Tears, kisses and hugs come out early as school starts in University Place, Lakewood, Carbonado

Walking to the front door of University Place Primary School, 5-year-old Ali Jordan proudly exclaimed: “This is my first day of school!”

But after finding her kindergarten classroom, Ali wasn’t so effervescent. As mom Laura Jordan and 3-year-old sister Lily prepared to leave, the tears started to fall — and not just for the new student.

“This is my first (child) going to school,” Jordan said. Last year, Ali attended preschool for just a few hours a day.

Lucky for the family, grandma Estel Jacobson is a para-educator at UP Primary. As Mom was leaving and joking how she had to keep her emotions in check, Grandma caught up to tell her Ali was already playing in the classroom, her tears long forgotten.
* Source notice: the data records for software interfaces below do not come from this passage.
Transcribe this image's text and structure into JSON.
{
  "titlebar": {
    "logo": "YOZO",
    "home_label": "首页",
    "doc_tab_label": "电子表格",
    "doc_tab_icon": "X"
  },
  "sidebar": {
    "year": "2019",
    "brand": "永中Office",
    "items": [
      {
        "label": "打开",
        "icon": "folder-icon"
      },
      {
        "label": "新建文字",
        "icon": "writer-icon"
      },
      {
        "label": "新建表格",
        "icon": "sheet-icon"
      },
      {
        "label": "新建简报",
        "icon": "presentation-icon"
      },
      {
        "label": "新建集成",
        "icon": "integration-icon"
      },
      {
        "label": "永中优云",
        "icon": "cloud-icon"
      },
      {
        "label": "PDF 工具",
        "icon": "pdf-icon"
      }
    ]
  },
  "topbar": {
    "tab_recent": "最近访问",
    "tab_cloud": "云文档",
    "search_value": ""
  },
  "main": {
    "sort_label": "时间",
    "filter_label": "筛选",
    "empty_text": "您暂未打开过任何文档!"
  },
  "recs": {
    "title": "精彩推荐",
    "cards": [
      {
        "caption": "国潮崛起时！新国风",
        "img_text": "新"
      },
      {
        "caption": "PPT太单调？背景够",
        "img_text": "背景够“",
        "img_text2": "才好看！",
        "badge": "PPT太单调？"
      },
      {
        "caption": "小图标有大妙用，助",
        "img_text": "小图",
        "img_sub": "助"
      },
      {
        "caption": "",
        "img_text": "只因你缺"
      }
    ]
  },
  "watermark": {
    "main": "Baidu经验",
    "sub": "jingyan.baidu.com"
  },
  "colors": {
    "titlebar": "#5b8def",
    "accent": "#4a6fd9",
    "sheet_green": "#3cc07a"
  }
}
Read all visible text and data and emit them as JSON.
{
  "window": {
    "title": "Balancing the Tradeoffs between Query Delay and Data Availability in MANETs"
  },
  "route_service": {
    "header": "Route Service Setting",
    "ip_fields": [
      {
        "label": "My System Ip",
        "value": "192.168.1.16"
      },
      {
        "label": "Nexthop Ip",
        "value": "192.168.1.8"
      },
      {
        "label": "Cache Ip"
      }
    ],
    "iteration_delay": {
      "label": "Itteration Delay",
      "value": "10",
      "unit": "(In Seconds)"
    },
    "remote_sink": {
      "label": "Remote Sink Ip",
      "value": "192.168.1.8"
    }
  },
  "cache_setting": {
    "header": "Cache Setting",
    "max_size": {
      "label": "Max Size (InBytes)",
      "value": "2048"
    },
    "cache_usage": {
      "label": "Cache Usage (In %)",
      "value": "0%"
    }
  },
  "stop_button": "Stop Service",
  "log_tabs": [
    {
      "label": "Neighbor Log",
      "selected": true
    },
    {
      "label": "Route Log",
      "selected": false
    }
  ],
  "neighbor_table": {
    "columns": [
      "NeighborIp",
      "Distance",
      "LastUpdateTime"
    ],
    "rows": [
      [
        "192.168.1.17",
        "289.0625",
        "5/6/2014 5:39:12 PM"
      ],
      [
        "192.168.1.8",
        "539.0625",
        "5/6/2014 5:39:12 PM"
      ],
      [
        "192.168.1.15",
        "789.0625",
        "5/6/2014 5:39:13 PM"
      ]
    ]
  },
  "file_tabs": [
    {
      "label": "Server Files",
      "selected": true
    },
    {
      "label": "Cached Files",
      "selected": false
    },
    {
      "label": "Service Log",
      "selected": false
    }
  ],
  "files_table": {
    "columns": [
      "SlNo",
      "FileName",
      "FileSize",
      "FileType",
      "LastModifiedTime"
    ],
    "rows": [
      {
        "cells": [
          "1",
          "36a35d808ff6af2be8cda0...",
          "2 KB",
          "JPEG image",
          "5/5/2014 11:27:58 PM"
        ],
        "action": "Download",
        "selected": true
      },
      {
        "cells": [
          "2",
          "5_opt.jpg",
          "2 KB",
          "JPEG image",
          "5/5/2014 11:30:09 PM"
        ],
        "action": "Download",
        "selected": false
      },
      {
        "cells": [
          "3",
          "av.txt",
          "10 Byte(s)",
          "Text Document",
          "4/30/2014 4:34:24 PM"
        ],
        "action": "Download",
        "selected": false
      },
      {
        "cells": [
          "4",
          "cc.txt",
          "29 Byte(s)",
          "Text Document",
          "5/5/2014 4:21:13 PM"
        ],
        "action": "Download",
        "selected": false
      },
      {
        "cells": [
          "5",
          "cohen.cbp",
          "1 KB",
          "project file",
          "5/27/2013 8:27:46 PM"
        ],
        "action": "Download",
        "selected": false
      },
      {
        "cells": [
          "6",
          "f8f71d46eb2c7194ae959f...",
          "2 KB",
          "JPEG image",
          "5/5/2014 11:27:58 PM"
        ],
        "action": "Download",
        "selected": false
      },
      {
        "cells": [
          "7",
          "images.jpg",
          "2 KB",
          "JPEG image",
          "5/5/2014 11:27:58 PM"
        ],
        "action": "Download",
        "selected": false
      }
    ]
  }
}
The scene of parents and children parting ways played out across University Place on Wednesday for the first day of school. The only other local districts to start Wednesday were Clover Park in neighboring Lakewood and Carbonado in rural East Pierce County. Between the three districts, nearly 18,000 students were back in class Wednesday.

The Steilacoom Historical School District starts Thursday (Aug. 28). All other Pierce County districts start after Labor Day.

University Place wanted to start and end the school year early to avoid the 2015 U.S. Open golf championship at Chambers Bay golf course, which starts June 15. School is set to let out for the year on June 11.

School district officials didn’t like the idea of school buses and children competing for road space with the estimated 235,000 people expected to visit the golf course over the weeklong sporting event, district superintendent Patti Banks said.

The United States Golf Association has also asked to use some of the district’s parking for the U.S. Open. Details about which schools and how many spaces are still being worked out, said Jeff Chamberlin, district deputy superintendent.

While the district received some complaints about the early start, Banks said that’s typical no matter when the school year gets going.

“There are always a few people whose family vacation plans don’t coincide with the start of school,” she said.

Parents walking their children to school Wednesday said they didn’t mind starting earlier.

“We get to go to the U.S. Open without any issues,” joked Scott Ruffner. He later said the family planned to avoid Grandview Drive, the main road leading to the golf course, during the tournament.

Ruffner and wife Janice were walking Jack, 8, and Grace, 6, to class — a first-day tradition for the family. The siblings were excited for school to start — Grace most for recess, Jack for math class.

Not too far up the road, eighth- and ninth-graders at Curtis Junior High were settling in for first period. About 100 ninth-graders selected as ambassadors briefed the incoming class of roughly 500 eighth graders about the culture of the school.

One ambassador, Dayton Thomas, 15, said he’s not usually excited to come back to school but because he “really liked this school last year” he was ready this year. There’s one thing he’s not looking forward to, though.

“I’m not really excited for homework,” Dayton said. “I’m excited for everything else, but not the homework.”